Brief ▸
Go through the data below. List every line that holds the word "structured".
[Opening Records supplied section]
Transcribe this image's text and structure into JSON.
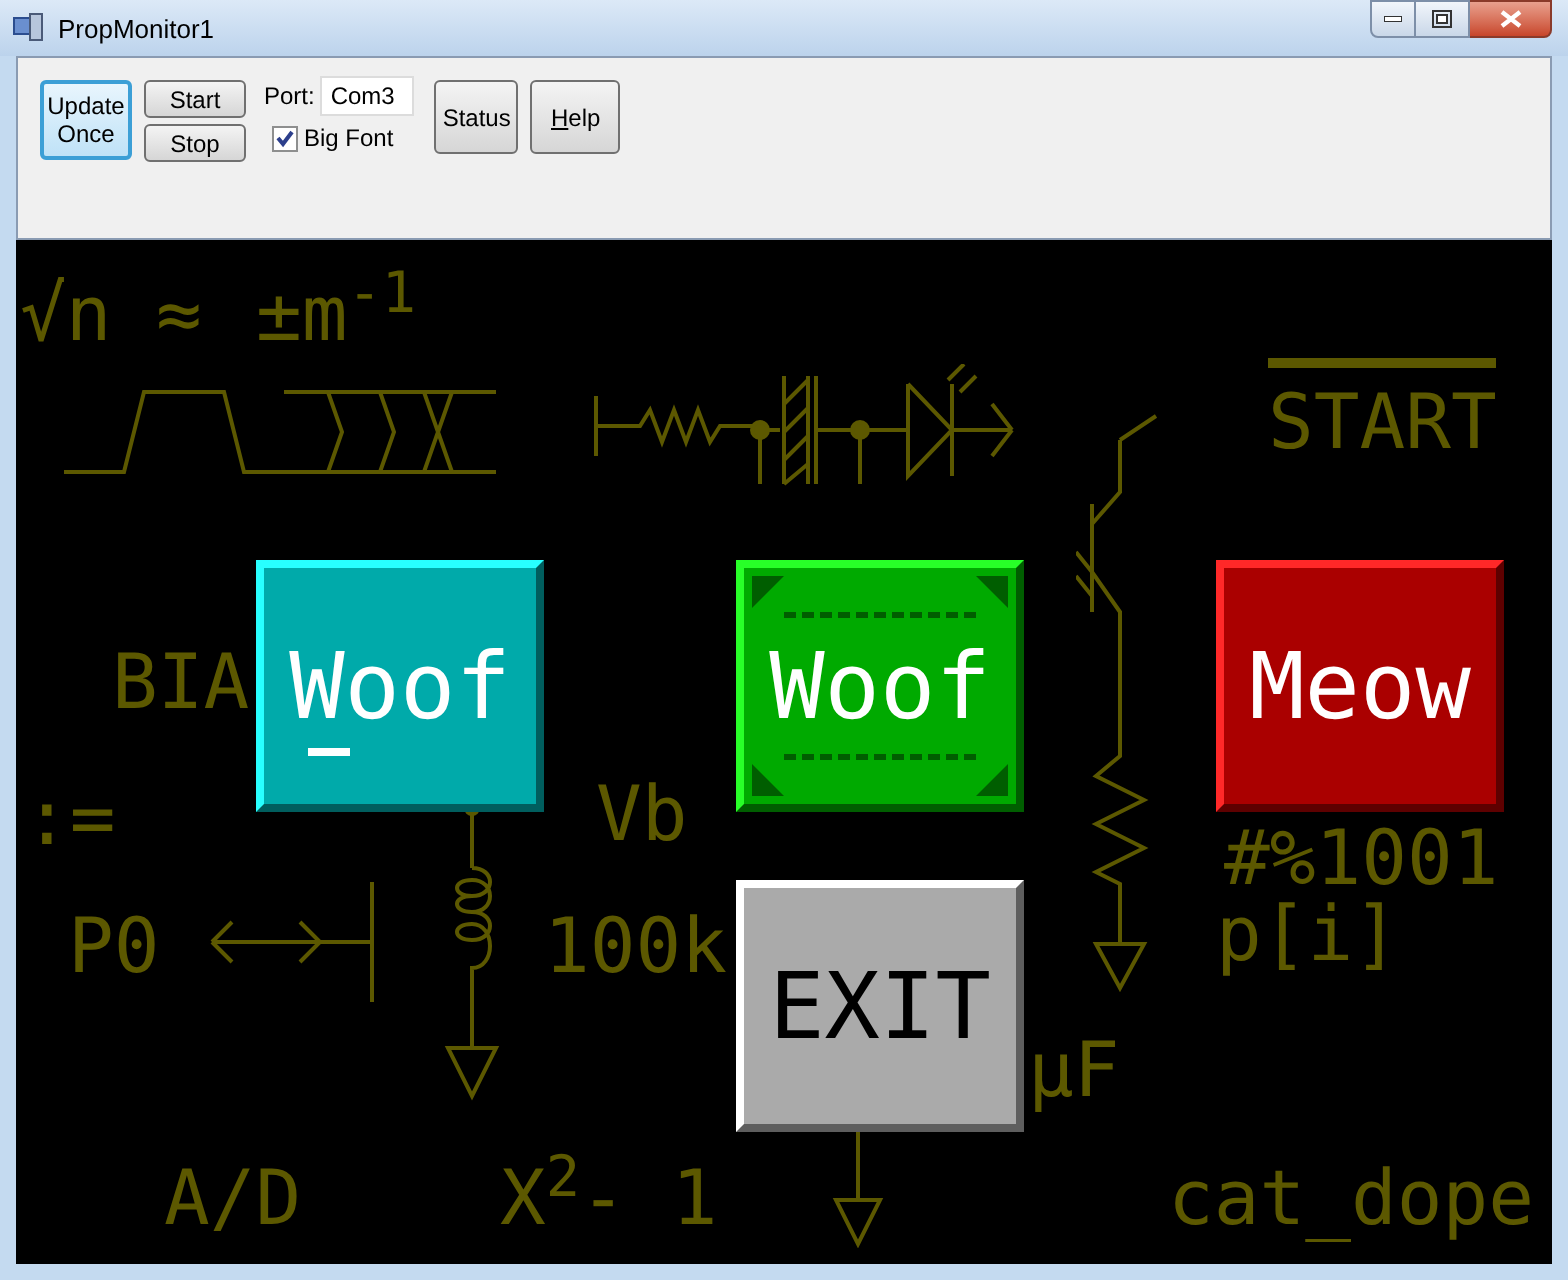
{
  "window": {
    "title": "PropMonitor1"
  },
  "toolbar": {
    "update_button": {
      "label": "Update Once",
      "focused": true
    },
    "start_button": {
      "label": "Start"
    },
    "stop_button": {
      "label": "Stop"
    },
    "port": {
      "label": "Port:",
      "value": "Com3"
    },
    "big_font": {
      "label": "Big Font",
      "checked": true
    },
    "status_button": {
      "label": "Status"
    },
    "help_button": {
      "label": "Help"
    }
  },
  "canvas_labels": [
    {
      "text": "√n"
    },
    {
      "text": "≈"
    },
    {
      "text": "±m$^{-1}$"
    },
    {
      "text": "START",
      "overline": true
    },
    {
      "text": "BIA"
    },
    {
      "text": ":="
    },
    {
      "text": "Vb"
    },
    {
      "text": "#%1001"
    },
    {
      "text": "P0"
    },
    {
      "text": "100k"
    },
    {
      "text": "p[i]"
    },
    {
      "text": "µF"
    },
    {
      "text": "A/D"
    },
    {
      "text": "X$^{2}$- 1"
    },
    {
      "text": "cat_dope"
    }
  ],
  "canvas_buttons": [
    {
      "label": "Woof",
      "color": "#00aaaa",
      "kind": "plain",
      "focused": true
    },
    {
      "label": "Woof",
      "color": "#00aa00",
      "kind": "framed",
      "focused": false
    },
    {
      "label": "Meow",
      "color": "#aa0000",
      "kind": "plain",
      "focused": false
    },
    {
      "label": "EXIT",
      "color": "#aaaaaa",
      "kind": "plain",
      "focused": false
    }
  ]
}
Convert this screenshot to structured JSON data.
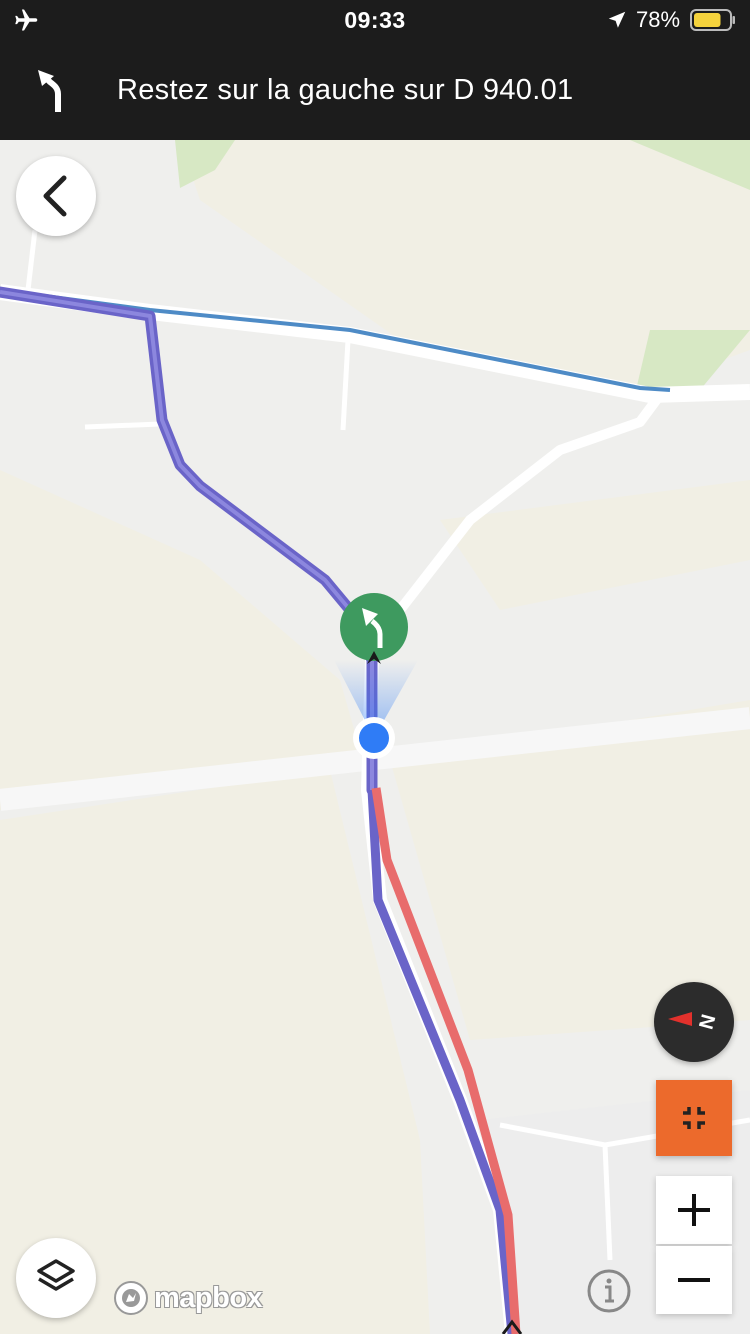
{
  "status_bar": {
    "time": "09:33",
    "battery_percent": "78%",
    "battery_level": 0.78,
    "icons": [
      "airplane-mode-icon",
      "location-arrow-icon",
      "battery-icon"
    ]
  },
  "navigation": {
    "instruction": "Restez sur la gauche sur D 940.01",
    "maneuver_icon": "turn-slight-left-icon"
  },
  "map": {
    "attribution": "mapbox",
    "colors": {
      "route": "#6a64c8",
      "traffic": "#e86c6c",
      "maneuver": "#3e9a5f",
      "user_location": "#2f7cf6",
      "recenter": "#ec6a2c"
    }
  },
  "controls": {
    "back_icon": "chevron-left-icon",
    "layers_icon": "layers-icon",
    "compass_label": "N",
    "recenter_icon": "collapse-arrows-icon",
    "zoom_in_label": "+",
    "zoom_out_label": "−",
    "info_icon": "info-icon"
  }
}
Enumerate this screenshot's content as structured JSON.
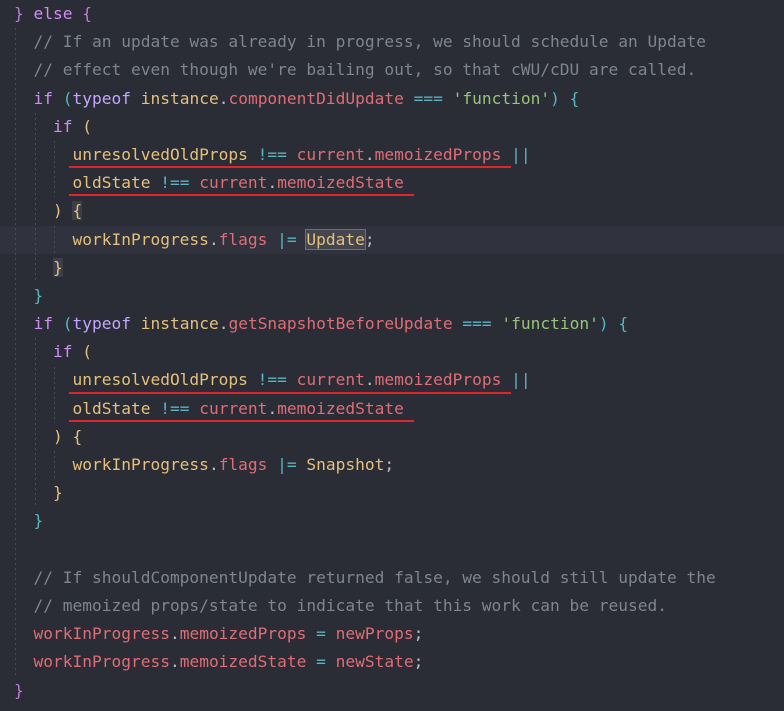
{
  "editor": {
    "lines": [
      [
        {
          "c": "br1",
          "t": "}"
        },
        {
          "c": "pl",
          "t": " "
        },
        {
          "c": "kw",
          "t": "else"
        },
        {
          "c": "pl",
          "t": " "
        },
        {
          "c": "br1",
          "t": "{"
        }
      ],
      [
        {
          "c": "pl",
          "t": "  "
        },
        {
          "c": "cm",
          "t": "// If an update was already in progress, we should schedule an Update"
        }
      ],
      [
        {
          "c": "pl",
          "t": "  "
        },
        {
          "c": "cm",
          "t": "// effect even though we're bailing out, so that cWU/cDU are called."
        }
      ],
      [
        {
          "c": "pl",
          "t": "  "
        },
        {
          "c": "kw",
          "t": "if"
        },
        {
          "c": "pl",
          "t": " "
        },
        {
          "c": "br2",
          "t": "("
        },
        {
          "c": "kw2",
          "t": "typeof"
        },
        {
          "c": "pl",
          "t": " "
        },
        {
          "c": "id",
          "t": "instance"
        },
        {
          "c": "pl",
          "t": "."
        },
        {
          "c": "fn",
          "t": "componentDidUpdate"
        },
        {
          "c": "pl",
          "t": " "
        },
        {
          "c": "op",
          "t": "==="
        },
        {
          "c": "pl",
          "t": " "
        },
        {
          "c": "str",
          "t": "'function'"
        },
        {
          "c": "br2",
          "t": ")"
        },
        {
          "c": "pl",
          "t": " "
        },
        {
          "c": "br2",
          "t": "{"
        }
      ],
      [
        {
          "c": "pl",
          "t": "    "
        },
        {
          "c": "kw",
          "t": "if"
        },
        {
          "c": "pl",
          "t": " "
        },
        {
          "c": "br3",
          "t": "("
        }
      ],
      [
        {
          "c": "pl",
          "t": "      "
        },
        {
          "c": "id",
          "t": "unresolvedOldProps"
        },
        {
          "c": "pl",
          "t": " "
        },
        {
          "c": "op",
          "t": "!=="
        },
        {
          "c": "pl",
          "t": " "
        },
        {
          "c": "fn",
          "t": "current"
        },
        {
          "c": "pl",
          "t": "."
        },
        {
          "c": "fn",
          "t": "memoizedProps"
        },
        {
          "c": "pl",
          "t": " "
        },
        {
          "c": "op",
          "t": "||"
        }
      ],
      [
        {
          "c": "pl",
          "t": "      "
        },
        {
          "c": "id",
          "t": "oldState"
        },
        {
          "c": "pl",
          "t": " "
        },
        {
          "c": "op",
          "t": "!=="
        },
        {
          "c": "pl",
          "t": " "
        },
        {
          "c": "fn",
          "t": "current"
        },
        {
          "c": "pl",
          "t": "."
        },
        {
          "c": "fn",
          "t": "memoizedState"
        }
      ],
      [
        {
          "c": "pl",
          "t": "    "
        },
        {
          "c": "br3",
          "t": ")"
        },
        {
          "c": "pl",
          "t": " "
        },
        {
          "c": "br3 sel",
          "t": "{"
        }
      ],
      [
        {
          "c": "pl",
          "t": "      "
        },
        {
          "c": "id",
          "t": "workInProgress"
        },
        {
          "c": "pl",
          "t": "."
        },
        {
          "c": "fn",
          "t": "flags"
        },
        {
          "c": "pl",
          "t": " "
        },
        {
          "c": "op",
          "t": "|="
        },
        {
          "c": "pl",
          "t": " "
        },
        {
          "c": "id hl",
          "t": "Update"
        },
        {
          "c": "pl",
          "t": ";"
        }
      ],
      [
        {
          "c": "pl",
          "t": "    "
        },
        {
          "c": "br3 sel",
          "t": "}"
        }
      ],
      [
        {
          "c": "pl",
          "t": "  "
        },
        {
          "c": "br2",
          "t": "}"
        }
      ],
      [
        {
          "c": "pl",
          "t": "  "
        },
        {
          "c": "kw",
          "t": "if"
        },
        {
          "c": "pl",
          "t": " "
        },
        {
          "c": "br2",
          "t": "("
        },
        {
          "c": "kw2",
          "t": "typeof"
        },
        {
          "c": "pl",
          "t": " "
        },
        {
          "c": "id",
          "t": "instance"
        },
        {
          "c": "pl",
          "t": "."
        },
        {
          "c": "fn",
          "t": "getSnapshotBeforeUpdate"
        },
        {
          "c": "pl",
          "t": " "
        },
        {
          "c": "op",
          "t": "==="
        },
        {
          "c": "pl",
          "t": " "
        },
        {
          "c": "str",
          "t": "'function'"
        },
        {
          "c": "br2",
          "t": ")"
        },
        {
          "c": "pl",
          "t": " "
        },
        {
          "c": "br2",
          "t": "{"
        }
      ],
      [
        {
          "c": "pl",
          "t": "    "
        },
        {
          "c": "kw",
          "t": "if"
        },
        {
          "c": "pl",
          "t": " "
        },
        {
          "c": "br3",
          "t": "("
        }
      ],
      [
        {
          "c": "pl",
          "t": "      "
        },
        {
          "c": "id",
          "t": "unresolvedOldProps"
        },
        {
          "c": "pl",
          "t": " "
        },
        {
          "c": "op",
          "t": "!=="
        },
        {
          "c": "pl",
          "t": " "
        },
        {
          "c": "fn",
          "t": "current"
        },
        {
          "c": "pl",
          "t": "."
        },
        {
          "c": "fn",
          "t": "memoizedProps"
        },
        {
          "c": "pl",
          "t": " "
        },
        {
          "c": "op",
          "t": "||"
        }
      ],
      [
        {
          "c": "pl",
          "t": "      "
        },
        {
          "c": "id",
          "t": "oldState"
        },
        {
          "c": "pl",
          "t": " "
        },
        {
          "c": "op",
          "t": "!=="
        },
        {
          "c": "pl",
          "t": " "
        },
        {
          "c": "fn",
          "t": "current"
        },
        {
          "c": "pl",
          "t": "."
        },
        {
          "c": "fn",
          "t": "memoizedState"
        }
      ],
      [
        {
          "c": "pl",
          "t": "    "
        },
        {
          "c": "br3",
          "t": ")"
        },
        {
          "c": "pl",
          "t": " "
        },
        {
          "c": "br3",
          "t": "{"
        }
      ],
      [
        {
          "c": "pl",
          "t": "      "
        },
        {
          "c": "id",
          "t": "workInProgress"
        },
        {
          "c": "pl",
          "t": "."
        },
        {
          "c": "fn",
          "t": "flags"
        },
        {
          "c": "pl",
          "t": " "
        },
        {
          "c": "op",
          "t": "|="
        },
        {
          "c": "pl",
          "t": " "
        },
        {
          "c": "id",
          "t": "Snapshot"
        },
        {
          "c": "pl",
          "t": ";"
        }
      ],
      [
        {
          "c": "pl",
          "t": "    "
        },
        {
          "c": "br3",
          "t": "}"
        }
      ],
      [
        {
          "c": "pl",
          "t": "  "
        },
        {
          "c": "br2",
          "t": "}"
        }
      ],
      [
        {
          "c": "pl",
          "t": ""
        }
      ],
      [
        {
          "c": "pl",
          "t": "  "
        },
        {
          "c": "cm",
          "t": "// If shouldComponentUpdate returned false, we should still update the"
        }
      ],
      [
        {
          "c": "pl",
          "t": "  "
        },
        {
          "c": "cm",
          "t": "// memoized props/state to indicate that this work can be reused."
        }
      ],
      [
        {
          "c": "pl",
          "t": "  "
        },
        {
          "c": "fn",
          "t": "workInProgress"
        },
        {
          "c": "pl",
          "t": "."
        },
        {
          "c": "fn",
          "t": "memoizedProps"
        },
        {
          "c": "pl",
          "t": " "
        },
        {
          "c": "op",
          "t": "="
        },
        {
          "c": "pl",
          "t": " "
        },
        {
          "c": "fn",
          "t": "newProps"
        },
        {
          "c": "pl",
          "t": ";"
        }
      ],
      [
        {
          "c": "pl",
          "t": "  "
        },
        {
          "c": "fn",
          "t": "workInProgress"
        },
        {
          "c": "pl",
          "t": "."
        },
        {
          "c": "fn",
          "t": "memoizedState"
        },
        {
          "c": "pl",
          "t": " "
        },
        {
          "c": "op",
          "t": "="
        },
        {
          "c": "pl",
          "t": " "
        },
        {
          "c": "fn",
          "t": "newState"
        },
        {
          "c": "pl",
          "t": ";"
        }
      ],
      [
        {
          "c": "br1",
          "t": "}"
        }
      ]
    ],
    "current_line": 8,
    "underlined_lines": [
      5,
      6,
      13,
      14
    ]
  }
}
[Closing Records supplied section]
Answer below ▸
Convert this screenshot to structured JSON data.
Enumerate this screenshot's content as structured JSON.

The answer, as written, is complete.